## [Exercise]
Which lines of the records below contain the word "this"? Copy each of them out.

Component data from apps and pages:
##############################

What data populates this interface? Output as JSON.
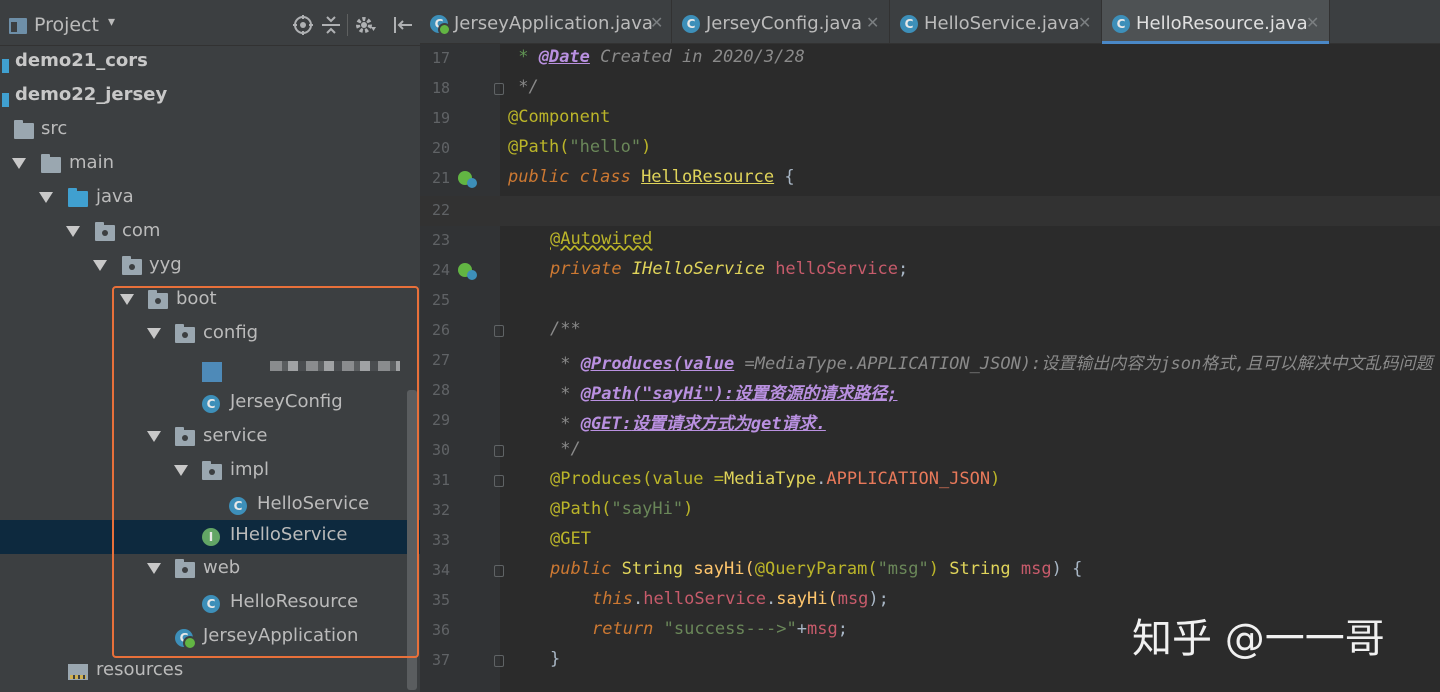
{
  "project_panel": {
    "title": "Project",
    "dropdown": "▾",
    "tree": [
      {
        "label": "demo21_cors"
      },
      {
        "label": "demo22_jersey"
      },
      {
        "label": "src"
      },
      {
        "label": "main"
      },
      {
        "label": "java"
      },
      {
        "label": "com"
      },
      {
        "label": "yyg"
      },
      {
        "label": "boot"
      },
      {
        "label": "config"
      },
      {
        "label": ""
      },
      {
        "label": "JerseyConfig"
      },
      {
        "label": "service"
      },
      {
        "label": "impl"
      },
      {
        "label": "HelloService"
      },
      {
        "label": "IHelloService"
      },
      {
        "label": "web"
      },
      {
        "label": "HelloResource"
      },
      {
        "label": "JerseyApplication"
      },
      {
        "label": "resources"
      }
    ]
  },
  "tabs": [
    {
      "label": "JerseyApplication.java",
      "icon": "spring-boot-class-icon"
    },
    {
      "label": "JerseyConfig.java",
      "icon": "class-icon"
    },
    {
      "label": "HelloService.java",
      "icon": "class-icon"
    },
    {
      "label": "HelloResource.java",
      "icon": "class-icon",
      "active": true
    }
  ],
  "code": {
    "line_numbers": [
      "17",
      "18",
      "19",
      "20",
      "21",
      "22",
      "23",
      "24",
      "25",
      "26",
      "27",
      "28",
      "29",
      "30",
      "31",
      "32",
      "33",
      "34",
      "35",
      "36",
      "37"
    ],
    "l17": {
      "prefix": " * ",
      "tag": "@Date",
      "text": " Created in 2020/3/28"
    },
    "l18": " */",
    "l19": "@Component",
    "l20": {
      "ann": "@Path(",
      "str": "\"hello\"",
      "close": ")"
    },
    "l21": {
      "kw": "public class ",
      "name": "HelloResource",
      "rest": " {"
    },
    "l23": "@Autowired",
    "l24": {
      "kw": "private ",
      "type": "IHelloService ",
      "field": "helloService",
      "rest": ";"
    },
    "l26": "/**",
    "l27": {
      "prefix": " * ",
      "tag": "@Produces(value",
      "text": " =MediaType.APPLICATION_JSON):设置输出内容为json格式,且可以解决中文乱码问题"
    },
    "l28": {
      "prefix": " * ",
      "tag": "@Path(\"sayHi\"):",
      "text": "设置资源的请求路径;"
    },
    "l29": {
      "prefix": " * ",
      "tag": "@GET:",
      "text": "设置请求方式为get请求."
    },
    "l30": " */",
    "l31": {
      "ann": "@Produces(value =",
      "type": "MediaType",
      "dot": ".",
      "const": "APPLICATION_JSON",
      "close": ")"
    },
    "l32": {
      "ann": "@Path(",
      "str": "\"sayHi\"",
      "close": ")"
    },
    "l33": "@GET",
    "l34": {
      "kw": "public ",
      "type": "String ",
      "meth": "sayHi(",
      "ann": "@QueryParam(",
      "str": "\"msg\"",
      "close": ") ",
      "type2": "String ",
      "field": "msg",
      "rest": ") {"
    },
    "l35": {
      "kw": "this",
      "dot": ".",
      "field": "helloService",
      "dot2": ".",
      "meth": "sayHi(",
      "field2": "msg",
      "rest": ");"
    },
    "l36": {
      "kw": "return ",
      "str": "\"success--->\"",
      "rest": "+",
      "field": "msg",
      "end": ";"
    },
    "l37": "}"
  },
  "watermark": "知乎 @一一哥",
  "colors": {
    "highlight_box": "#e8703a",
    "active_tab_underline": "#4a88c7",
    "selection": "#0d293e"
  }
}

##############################

## [Completed exercise]
What data populates this interface? Output as JSON.
      "kw": "this",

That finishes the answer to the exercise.